Another thing I’ve tried is using $\hat{L}^2 |l, m_z \rangle = l(l+1) \hbar^2 |l, m_z \rangle$, $\hat{L}_z |l, m_z \rangle = m_z \hbar |l, m_z \rangle$ and $\hat{L}_x |l, m_x \rangle = m_x \hbar |l, m_x \rangle$, however I’m not able to get much further than that.

• I would just look at the spherical harmonics in cartesian coordinates: $1$, $x-iy$, $z$, $x+iy$ but I'm not sure that'll get credit on a homework problem. – JEB Aug 29 '18 at 0:46
• What do you mean by getting credit?. – user168027 Aug 29 '18 at 0:51
• you've never had an instructor say "you solved the problem the wrong way"? – JEB Aug 29 '18 at 0:59
• If the method I use is consistent, rigorous and I get the right answer using said method then there’s no problem. – user168027 Aug 29 '18 at 1:04

Here are some hints:

1. Because $L^2$ commutes with any $L_x, L_y$ or $L_z$, the action of $L^2$ cannot change the $\ell$ value of a state.
2. Physically, the eigenvalues of $L_x$ must be the same as the eigenvalues of $L_z$, since a system with spherical symmetry has no preferred quantization axis, i.e. the possible eigenvalues of the projection of angular momentum along any axis must be the same.

Thus, start with your $\vert \ell,m_x\rangle$ and express it as a linear combination of states $\vert \ell, m_z\rangle$ with the same $\ell$, pick an eigenvalue for $m_x$, and find the coefficients that make it work, in other words, restrict your $\vert \ell, m_x\rangle$ appropriately, use $L_x\vert \ell,m_x\rangle = m_x\vert \ell,m_x\rangle$ and find the $c$s that produce the eigenstate for the eigenvalue $m_x$.

• Thank you for the hint. So while $l$ stays the same, can $m_x$ and $m_z$ have different values? And because of $2.$ this means that $m_x$ must also take the values $-l \leq m_x \leq 1$, am I correct? – user168027 Aug 29 '18 at 1:13
• @R.Mor The possible values of $m_x$ are identical to those of $m_z$. Of course, as you have largely correctly guessed, a state $\vert \ell m_x\rangle$ is a linear combination of $\vert \ell m_z\rangle$ states, and eigenstates of $L_z$ are not eigenstates of $L_x$ (with one exception). – ZeroTheHero Aug 29 '18 at 1:15
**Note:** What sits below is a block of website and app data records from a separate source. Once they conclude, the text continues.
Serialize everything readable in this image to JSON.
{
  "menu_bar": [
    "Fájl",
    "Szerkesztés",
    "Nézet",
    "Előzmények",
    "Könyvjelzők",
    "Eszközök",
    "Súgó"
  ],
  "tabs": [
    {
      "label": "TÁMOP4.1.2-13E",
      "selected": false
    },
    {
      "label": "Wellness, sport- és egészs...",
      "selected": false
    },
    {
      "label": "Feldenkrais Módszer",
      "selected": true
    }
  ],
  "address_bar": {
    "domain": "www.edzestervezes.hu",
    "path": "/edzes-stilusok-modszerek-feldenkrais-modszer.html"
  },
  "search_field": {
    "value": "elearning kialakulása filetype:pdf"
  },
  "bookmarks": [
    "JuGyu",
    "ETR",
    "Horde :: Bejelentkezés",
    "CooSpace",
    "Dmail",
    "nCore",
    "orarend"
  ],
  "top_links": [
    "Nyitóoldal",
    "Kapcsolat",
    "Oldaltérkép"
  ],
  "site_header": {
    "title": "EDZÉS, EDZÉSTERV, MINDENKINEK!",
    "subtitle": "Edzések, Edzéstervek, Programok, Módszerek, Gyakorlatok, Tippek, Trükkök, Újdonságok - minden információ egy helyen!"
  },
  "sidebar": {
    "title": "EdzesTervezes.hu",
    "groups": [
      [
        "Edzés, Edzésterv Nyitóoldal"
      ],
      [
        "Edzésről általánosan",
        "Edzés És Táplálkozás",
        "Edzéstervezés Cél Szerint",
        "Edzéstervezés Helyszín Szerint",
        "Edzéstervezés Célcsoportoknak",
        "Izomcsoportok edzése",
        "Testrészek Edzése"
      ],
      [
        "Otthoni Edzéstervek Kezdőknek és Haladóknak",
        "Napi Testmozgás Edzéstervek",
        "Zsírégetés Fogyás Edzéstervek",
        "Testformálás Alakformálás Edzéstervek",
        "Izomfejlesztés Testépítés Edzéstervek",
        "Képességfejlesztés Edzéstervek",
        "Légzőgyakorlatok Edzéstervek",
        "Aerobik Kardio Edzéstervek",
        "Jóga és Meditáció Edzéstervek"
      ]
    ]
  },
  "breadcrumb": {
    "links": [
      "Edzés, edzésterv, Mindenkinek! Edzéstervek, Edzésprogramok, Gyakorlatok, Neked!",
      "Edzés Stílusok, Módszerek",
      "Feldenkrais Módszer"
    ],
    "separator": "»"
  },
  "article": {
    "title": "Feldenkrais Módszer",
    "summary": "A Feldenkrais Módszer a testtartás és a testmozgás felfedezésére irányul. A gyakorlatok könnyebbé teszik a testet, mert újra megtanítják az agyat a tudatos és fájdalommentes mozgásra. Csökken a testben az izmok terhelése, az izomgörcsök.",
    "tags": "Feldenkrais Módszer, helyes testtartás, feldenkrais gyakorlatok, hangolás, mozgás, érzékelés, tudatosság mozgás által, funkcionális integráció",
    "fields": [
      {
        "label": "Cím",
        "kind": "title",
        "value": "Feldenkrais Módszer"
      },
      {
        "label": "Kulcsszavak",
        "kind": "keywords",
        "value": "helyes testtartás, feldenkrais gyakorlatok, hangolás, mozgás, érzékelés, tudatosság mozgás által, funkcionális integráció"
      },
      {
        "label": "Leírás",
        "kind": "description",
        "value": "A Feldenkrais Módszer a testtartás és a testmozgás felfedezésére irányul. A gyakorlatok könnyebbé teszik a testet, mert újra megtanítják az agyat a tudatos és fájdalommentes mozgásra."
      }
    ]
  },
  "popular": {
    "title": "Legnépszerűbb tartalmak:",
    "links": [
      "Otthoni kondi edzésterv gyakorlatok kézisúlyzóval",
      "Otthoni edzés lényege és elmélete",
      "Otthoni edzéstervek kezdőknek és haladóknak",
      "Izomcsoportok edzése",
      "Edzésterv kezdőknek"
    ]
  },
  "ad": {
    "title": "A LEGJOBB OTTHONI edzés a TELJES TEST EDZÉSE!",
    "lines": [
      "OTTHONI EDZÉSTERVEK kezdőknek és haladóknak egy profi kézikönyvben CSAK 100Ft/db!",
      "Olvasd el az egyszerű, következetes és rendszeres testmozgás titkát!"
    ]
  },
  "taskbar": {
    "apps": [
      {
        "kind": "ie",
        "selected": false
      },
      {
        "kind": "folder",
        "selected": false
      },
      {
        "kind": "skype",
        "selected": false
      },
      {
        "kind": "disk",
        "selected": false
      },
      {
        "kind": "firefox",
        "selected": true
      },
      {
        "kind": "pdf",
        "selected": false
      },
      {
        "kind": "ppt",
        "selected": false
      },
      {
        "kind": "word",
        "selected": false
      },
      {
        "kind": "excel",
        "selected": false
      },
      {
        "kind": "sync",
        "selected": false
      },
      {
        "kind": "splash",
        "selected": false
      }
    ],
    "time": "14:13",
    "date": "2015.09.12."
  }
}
In light of @ZeroTheHero's correct answer, I'll give mine. For short hand, I'll define $Z_l^m$ to be an eigenstate relative to the $x$-axis. I'm going to ignore normalization for brevity, and start with:

$$Y_0^0 \approx 1$$

$$Y_1^{\pm 1} \approx (x \pm iy)/\sqrt 2$$ $$Y_1^1 \approx z$$

Now the goal is to replace $(x, y, z)$ with $(y, z,x)$

By inspection:

$$Z_0^0 = 1= Y_0^0$$

$$Z_1^0 = x = Y_1^1 + Y_1^{-1}$$

Now to replace $x\pm iy$ we need $y \pm iz$, and

$$y \approx -i(Y_1^1 - Y_1^{-1})$$

$$z \approx Y_1^0$$

So plug (w/ normalization) that in and you're done. I hope you get credit for it.

• Your welcome. It's important to understand the operator methods, and representation theory results. But sometimes, it's useful to remember, these things are just functions on a sphere. – JEB Aug 29 '18 at 1:40